● Your instructions:
Say how many lines of the data below have the word "Journaliste" in them. Add nothing else.

Start of Block

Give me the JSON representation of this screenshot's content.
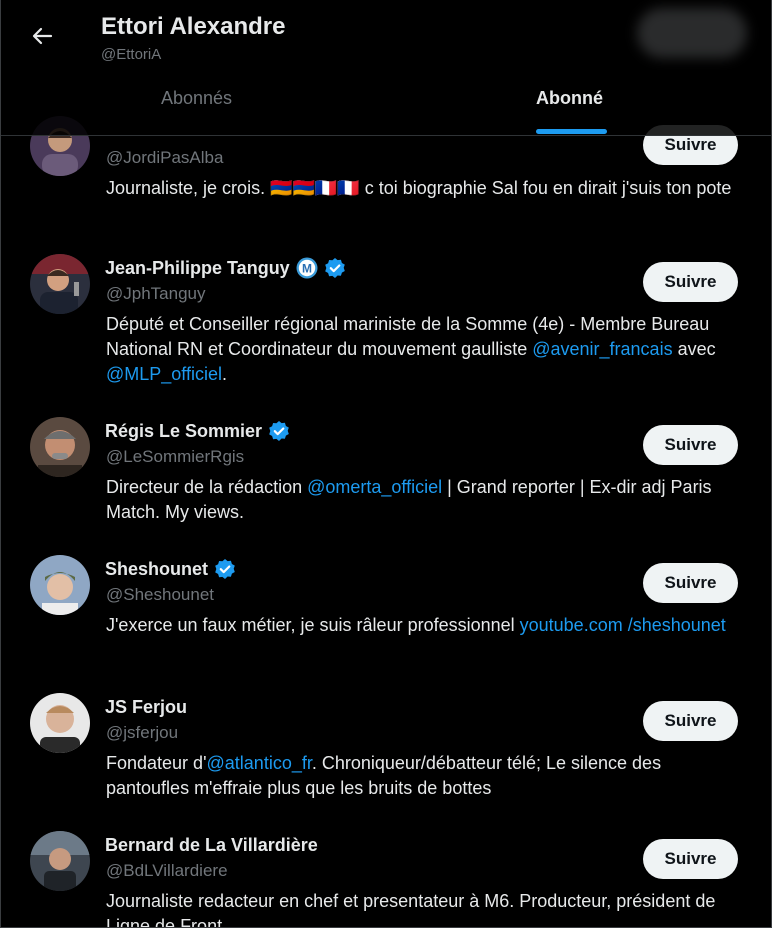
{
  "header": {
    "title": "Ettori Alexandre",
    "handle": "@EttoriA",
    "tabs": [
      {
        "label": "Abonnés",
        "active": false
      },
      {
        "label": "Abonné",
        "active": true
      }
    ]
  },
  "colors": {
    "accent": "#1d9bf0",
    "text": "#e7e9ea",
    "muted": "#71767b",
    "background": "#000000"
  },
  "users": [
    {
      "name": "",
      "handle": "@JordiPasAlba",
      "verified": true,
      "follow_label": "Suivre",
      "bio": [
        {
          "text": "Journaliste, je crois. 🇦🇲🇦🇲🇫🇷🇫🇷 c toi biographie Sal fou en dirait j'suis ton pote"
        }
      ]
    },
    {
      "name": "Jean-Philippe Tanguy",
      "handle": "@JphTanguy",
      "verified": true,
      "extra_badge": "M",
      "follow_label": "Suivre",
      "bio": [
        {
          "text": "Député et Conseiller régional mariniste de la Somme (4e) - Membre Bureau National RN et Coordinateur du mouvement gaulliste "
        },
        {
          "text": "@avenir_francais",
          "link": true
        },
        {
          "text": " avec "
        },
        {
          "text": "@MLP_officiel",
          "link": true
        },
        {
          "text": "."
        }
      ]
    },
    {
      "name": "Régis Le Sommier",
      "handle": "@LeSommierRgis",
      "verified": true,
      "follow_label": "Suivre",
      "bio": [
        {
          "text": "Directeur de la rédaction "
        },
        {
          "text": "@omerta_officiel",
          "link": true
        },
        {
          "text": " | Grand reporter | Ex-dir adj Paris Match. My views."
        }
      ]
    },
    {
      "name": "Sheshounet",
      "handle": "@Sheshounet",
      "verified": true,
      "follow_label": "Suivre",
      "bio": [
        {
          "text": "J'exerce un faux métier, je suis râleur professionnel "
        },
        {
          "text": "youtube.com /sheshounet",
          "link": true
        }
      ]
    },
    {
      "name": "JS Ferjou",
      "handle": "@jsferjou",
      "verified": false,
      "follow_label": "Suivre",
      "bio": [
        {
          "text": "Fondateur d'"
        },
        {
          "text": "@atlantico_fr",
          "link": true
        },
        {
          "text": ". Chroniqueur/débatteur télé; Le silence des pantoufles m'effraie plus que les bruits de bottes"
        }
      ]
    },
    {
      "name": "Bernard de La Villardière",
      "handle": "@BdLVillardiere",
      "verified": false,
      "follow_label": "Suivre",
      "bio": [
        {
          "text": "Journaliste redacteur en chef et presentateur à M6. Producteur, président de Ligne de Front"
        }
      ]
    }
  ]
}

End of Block

● Exercise answer:
2